> [TO DO] Each line of the material must be reproduced exactly; pictures stay out.

> [SUPPLIED DATA]
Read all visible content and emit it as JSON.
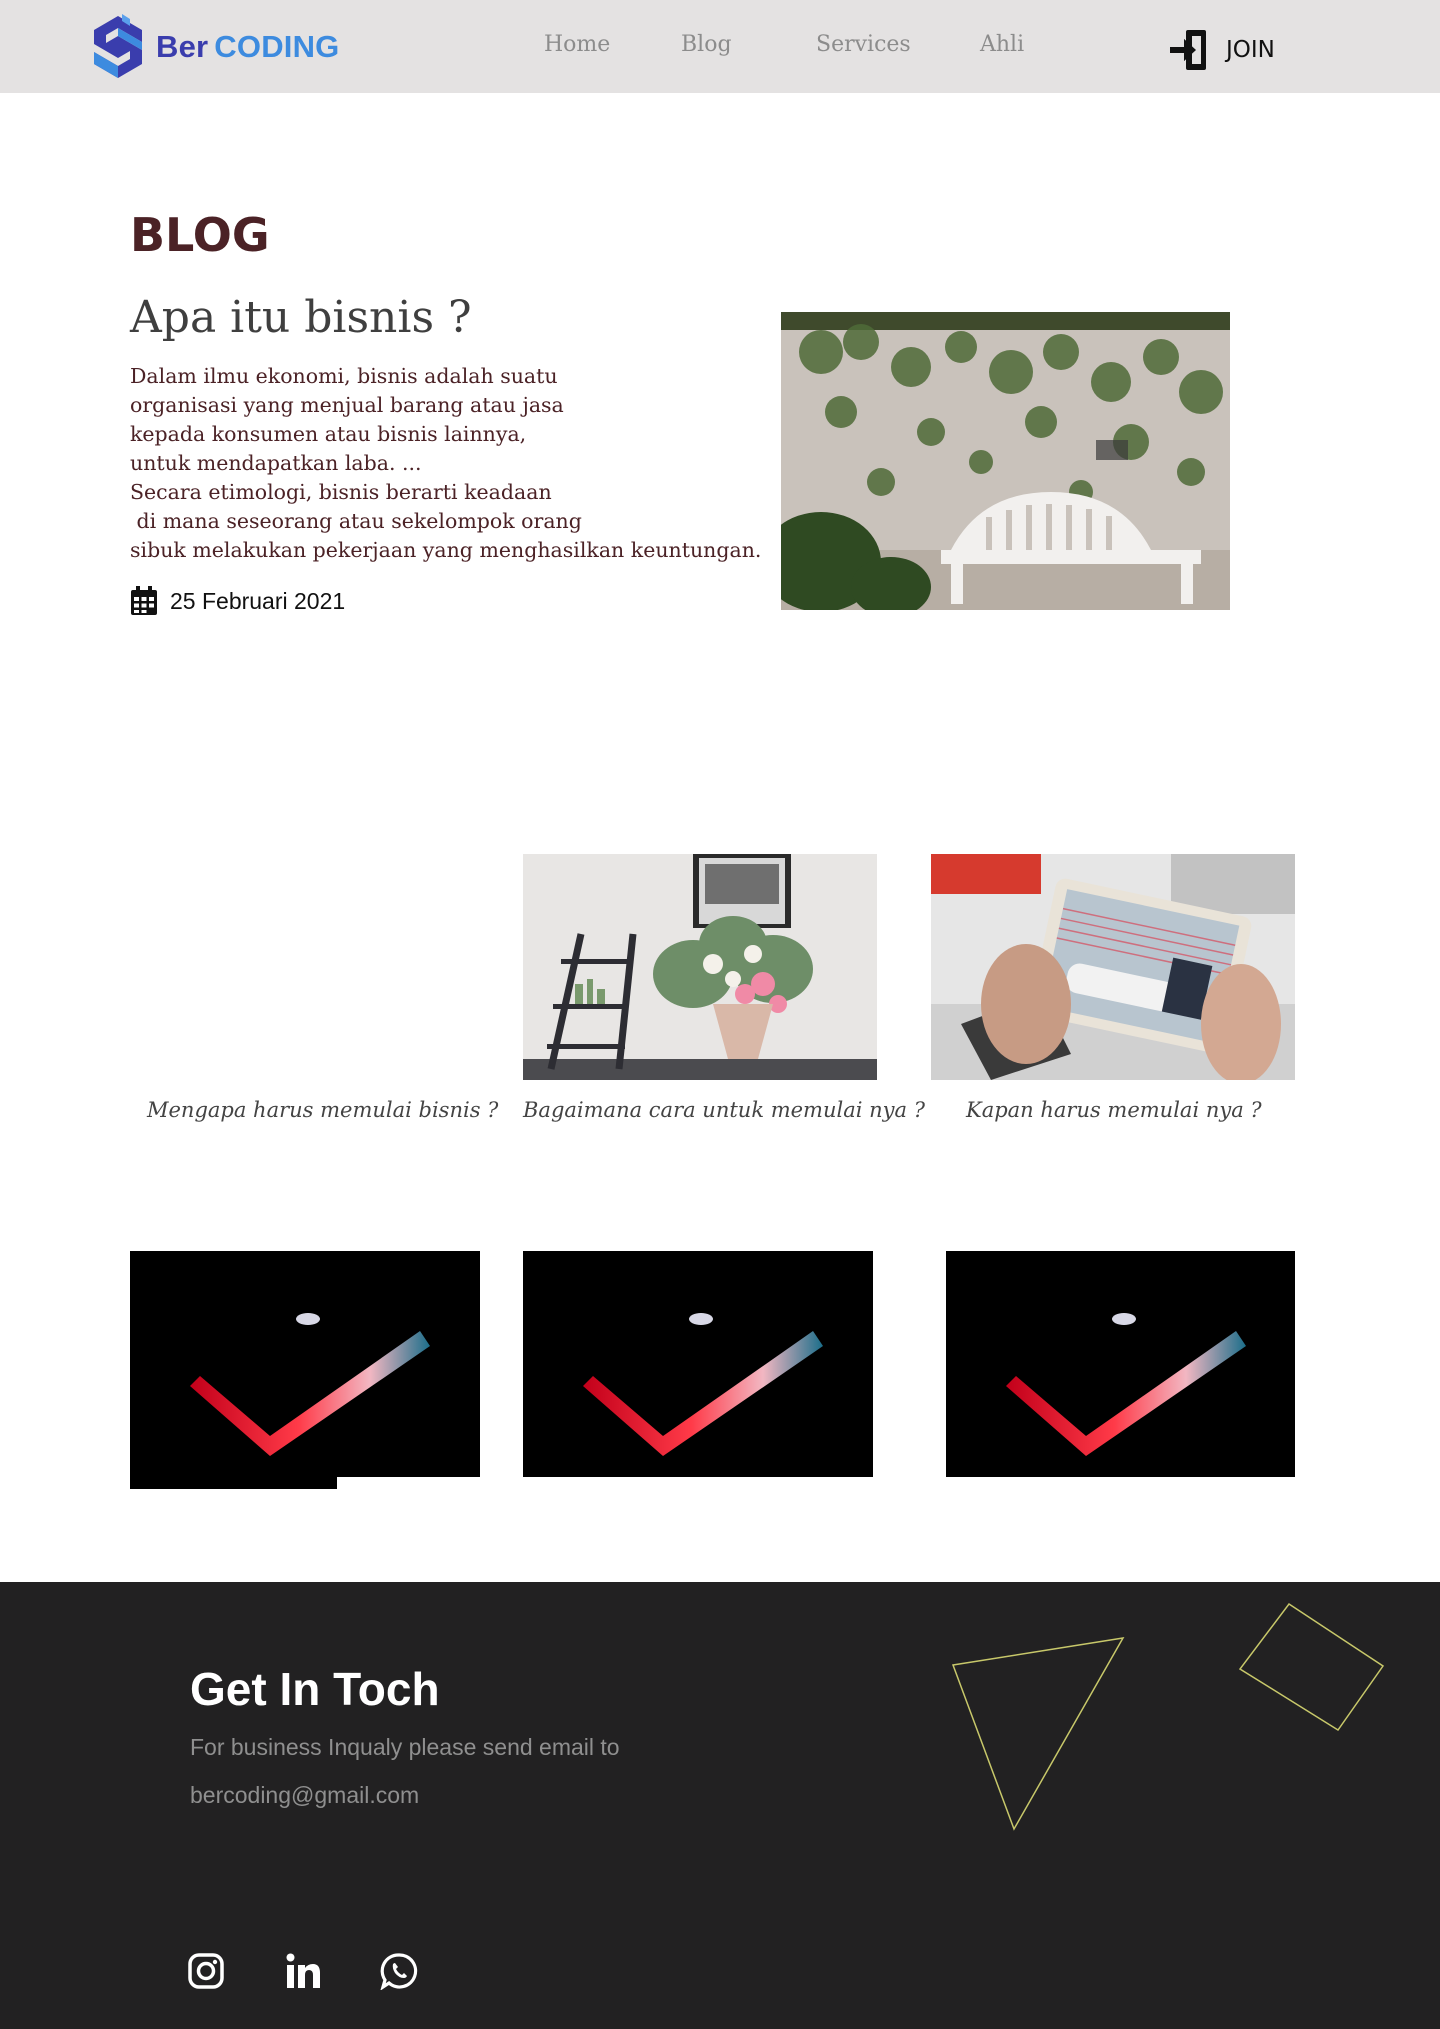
{
  "nav": {
    "logo_part1": "Ber",
    "logo_part2": "CODING",
    "links": [
      "Home",
      "Blog",
      "Services",
      "Ahli"
    ],
    "join_label": "JOIN"
  },
  "blog": {
    "heading": "BLOG",
    "article": {
      "title": "Apa itu bisnis ?",
      "body_lines": [
        "Dalam ilmu ekonomi, bisnis adalah suatu",
        "organisasi yang menjual barang atau jasa",
        "kepada konsumen atau bisnis lainnya,",
        "untuk mendapatkan laba. ...",
        "Secara etimologi, bisnis berarti keadaan",
        " di mana seseorang atau sekelompok orang",
        "sibuk melakukan pekerjaan yang menghasilkan keuntungan."
      ],
      "date": "25 Februari 2021"
    }
  },
  "cards": [
    {
      "caption": "Mengapa harus memulai bisnis ?"
    },
    {
      "caption": "Bagaimana cara untuk memulai nya ?"
    },
    {
      "caption": "Kapan harus memulai nya ?"
    }
  ],
  "footer": {
    "title": "Get In Toch",
    "subtitle": "For business Inqualy please send email to",
    "email": "bercoding@gmail.com",
    "social_icons": [
      "instagram-icon",
      "linkedin-icon",
      "whatsapp-icon"
    ]
  },
  "colors": {
    "nav_bg": "#e4e2e2",
    "brand_dark": "#3a3dad",
    "brand_light": "#3d8bdf",
    "heading_maroon": "#4b2226",
    "footer_bg": "#222122",
    "deco_line": "#c8c86a"
  }
}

> [OUTPUT FOR THIS TASK]
Read all visible content and emit it as JSON.
{
  "nav": {
    "logo_part1": "Ber",
    "logo_part2": "CODING",
    "links": [
      "Home",
      "Blog",
      "Services",
      "Ahli"
    ],
    "join_label": "JOIN"
  },
  "blog": {
    "heading": "BLOG",
    "article": {
      "title": "Apa itu bisnis ?",
      "body_lines": [
        "Dalam ilmu ekonomi, bisnis adalah suatu",
        "organisasi yang menjual barang atau jasa",
        "kepada konsumen atau bisnis lainnya,",
        "untuk mendapatkan laba. ...",
        "Secara etimologi, bisnis berarti keadaan",
        " di mana seseorang atau sekelompok orang",
        "sibuk melakukan pekerjaan yang menghasilkan keuntungan."
      ],
      "date": "25 Februari 2021"
    }
  },
  "cards": [
    {
      "caption": "Mengapa harus memulai bisnis ?"
    },
    {
      "caption": "Bagaimana cara untuk memulai nya ?"
    },
    {
      "caption": "Kapan harus memulai nya ?"
    }
  ],
  "footer": {
    "title": "Get In Toch",
    "subtitle": "For business Inqualy please send email to",
    "email": "bercoding@gmail.com",
    "social_icons": [
      "instagram-icon",
      "linkedin-icon",
      "whatsapp-icon"
    ]
  },
  "colors": {
    "nav_bg": "#e4e2e2",
    "brand_dark": "#3a3dad",
    "brand_light": "#3d8bdf",
    "heading_maroon": "#4b2226",
    "footer_bg": "#222122",
    "deco_line": "#c8c86a"
  }
}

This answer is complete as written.